Getting there won’t be easy. The early attempts at civic logic are inspiring and have demonstrated the value of similar projects. But it’s still too hard to create a civic social media platform. You need a significant amount of technical work and money to launch a community, gather users, and moderate the conversation. To truly enable a flowering of civic life online, we need a system that enables civic groups with minimal technical expertise and money to spin up their own social media space.
However, even more importantly, we have to address the problem of network effects and scarce attention. If you are a regular user of Facebook, it may not be because you think the network’s tools are the most effective or that the community’s values align perfectly with your own. You may be there because many of your friends and family are there. A new civic network has to fight for your attention, peeling a fraction of it away from Facebook to bring you into a new and different space. Most projects have set themselves up beside existing social networks and hoped to lure participants in, like a town meeting hosted between two busy bars, hoping to lure in stray patrons. Instead, these new networks may need to interoperate with existing networks, bringing highlights of their discussions into existing conversations and inviting participants to join in without forsaking their existing social ties. The Gobo project at the Institute for Digital Public Infrastructure is building a social media client that’s compatible both with new civic logic networks and with existing networks in the hopes that users will dip in and out of these new spaces.

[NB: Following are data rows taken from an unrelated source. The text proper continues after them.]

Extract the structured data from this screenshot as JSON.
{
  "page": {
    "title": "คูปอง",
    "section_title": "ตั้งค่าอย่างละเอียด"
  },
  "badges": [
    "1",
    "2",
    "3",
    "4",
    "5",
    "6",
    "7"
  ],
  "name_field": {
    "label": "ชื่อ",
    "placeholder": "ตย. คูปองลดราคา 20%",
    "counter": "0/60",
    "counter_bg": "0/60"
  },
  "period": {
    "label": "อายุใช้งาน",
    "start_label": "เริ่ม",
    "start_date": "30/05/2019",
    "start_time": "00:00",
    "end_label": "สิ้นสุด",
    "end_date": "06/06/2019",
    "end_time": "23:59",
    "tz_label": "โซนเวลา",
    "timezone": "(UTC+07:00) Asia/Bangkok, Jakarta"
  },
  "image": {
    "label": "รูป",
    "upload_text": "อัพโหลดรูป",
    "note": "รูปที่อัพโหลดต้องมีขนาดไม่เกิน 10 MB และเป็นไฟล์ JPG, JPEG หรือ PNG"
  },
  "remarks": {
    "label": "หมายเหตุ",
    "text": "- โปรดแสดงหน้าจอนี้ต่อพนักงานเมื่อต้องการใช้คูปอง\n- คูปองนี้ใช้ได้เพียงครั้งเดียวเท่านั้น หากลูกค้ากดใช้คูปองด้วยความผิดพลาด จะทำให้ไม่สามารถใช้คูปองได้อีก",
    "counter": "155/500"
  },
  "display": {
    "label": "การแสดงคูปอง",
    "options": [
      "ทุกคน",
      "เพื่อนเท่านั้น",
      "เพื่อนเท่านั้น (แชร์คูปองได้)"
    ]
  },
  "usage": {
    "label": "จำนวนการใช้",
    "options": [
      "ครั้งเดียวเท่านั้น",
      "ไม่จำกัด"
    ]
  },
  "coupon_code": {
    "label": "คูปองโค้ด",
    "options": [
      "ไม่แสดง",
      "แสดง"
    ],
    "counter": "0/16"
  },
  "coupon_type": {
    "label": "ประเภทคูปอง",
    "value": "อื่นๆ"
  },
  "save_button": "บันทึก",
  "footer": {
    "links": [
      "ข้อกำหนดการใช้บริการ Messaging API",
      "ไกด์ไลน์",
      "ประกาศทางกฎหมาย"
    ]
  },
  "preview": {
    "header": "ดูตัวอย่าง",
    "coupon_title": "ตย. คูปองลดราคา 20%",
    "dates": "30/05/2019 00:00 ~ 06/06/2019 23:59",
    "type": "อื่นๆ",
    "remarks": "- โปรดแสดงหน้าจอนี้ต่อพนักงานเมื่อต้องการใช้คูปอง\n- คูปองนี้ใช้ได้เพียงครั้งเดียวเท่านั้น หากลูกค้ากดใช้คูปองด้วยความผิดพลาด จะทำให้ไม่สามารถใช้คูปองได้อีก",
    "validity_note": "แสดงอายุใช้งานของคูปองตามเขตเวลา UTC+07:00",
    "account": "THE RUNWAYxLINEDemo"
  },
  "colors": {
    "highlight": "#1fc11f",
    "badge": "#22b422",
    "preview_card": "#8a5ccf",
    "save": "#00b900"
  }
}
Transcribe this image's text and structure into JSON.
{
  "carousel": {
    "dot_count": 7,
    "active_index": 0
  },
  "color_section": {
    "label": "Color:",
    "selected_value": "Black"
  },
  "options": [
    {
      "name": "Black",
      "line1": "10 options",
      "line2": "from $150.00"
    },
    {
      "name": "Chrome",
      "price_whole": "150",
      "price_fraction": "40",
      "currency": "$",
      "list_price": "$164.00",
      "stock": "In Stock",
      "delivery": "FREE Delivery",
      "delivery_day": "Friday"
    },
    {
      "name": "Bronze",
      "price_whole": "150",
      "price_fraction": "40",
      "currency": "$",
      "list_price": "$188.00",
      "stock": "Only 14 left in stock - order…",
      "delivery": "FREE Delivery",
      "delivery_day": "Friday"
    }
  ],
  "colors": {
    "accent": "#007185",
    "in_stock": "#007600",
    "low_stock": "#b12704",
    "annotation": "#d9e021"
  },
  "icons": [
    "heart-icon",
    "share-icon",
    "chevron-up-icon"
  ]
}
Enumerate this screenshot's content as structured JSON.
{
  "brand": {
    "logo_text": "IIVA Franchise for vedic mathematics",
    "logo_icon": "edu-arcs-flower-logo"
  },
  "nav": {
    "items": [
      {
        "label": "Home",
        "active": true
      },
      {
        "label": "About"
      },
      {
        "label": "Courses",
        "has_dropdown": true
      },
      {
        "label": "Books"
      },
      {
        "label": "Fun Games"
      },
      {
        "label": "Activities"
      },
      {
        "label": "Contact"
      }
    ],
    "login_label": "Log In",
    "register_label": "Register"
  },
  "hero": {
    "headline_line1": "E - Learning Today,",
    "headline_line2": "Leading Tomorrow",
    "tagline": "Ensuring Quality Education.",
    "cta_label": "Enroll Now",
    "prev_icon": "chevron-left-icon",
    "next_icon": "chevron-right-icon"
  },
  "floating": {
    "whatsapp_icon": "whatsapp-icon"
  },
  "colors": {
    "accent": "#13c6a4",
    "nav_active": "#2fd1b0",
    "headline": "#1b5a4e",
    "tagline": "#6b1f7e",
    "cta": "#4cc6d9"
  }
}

Right now, many of our online interactions take place in the digital equivalent of a shopping mall. Controlled by corporations and designed to maximize advertising revenue, they sometimes host civic discussions, but they aren’t real civic spaces. There is clearly an opportunity to build a better future, one that commits to digital spaces that enhance our social and civic life; one that gives communities control over where and how they come together online. We need to learn from the successes and failures of the civic platforms that have come before if we hope to exit the shopping mall and enter the park.
Ethan Zuckerman is Associate Professor of public policy, information and communication at the University of Massachusetts at Amherst, Director of the Institute for Digital Public Infrastructure, and the 2020-2021 Senior Visiting Research Scholar at the Knight First Amendment Institute.
Chand Rajendra-Nicolucci is a research fellow at the Knight Institute.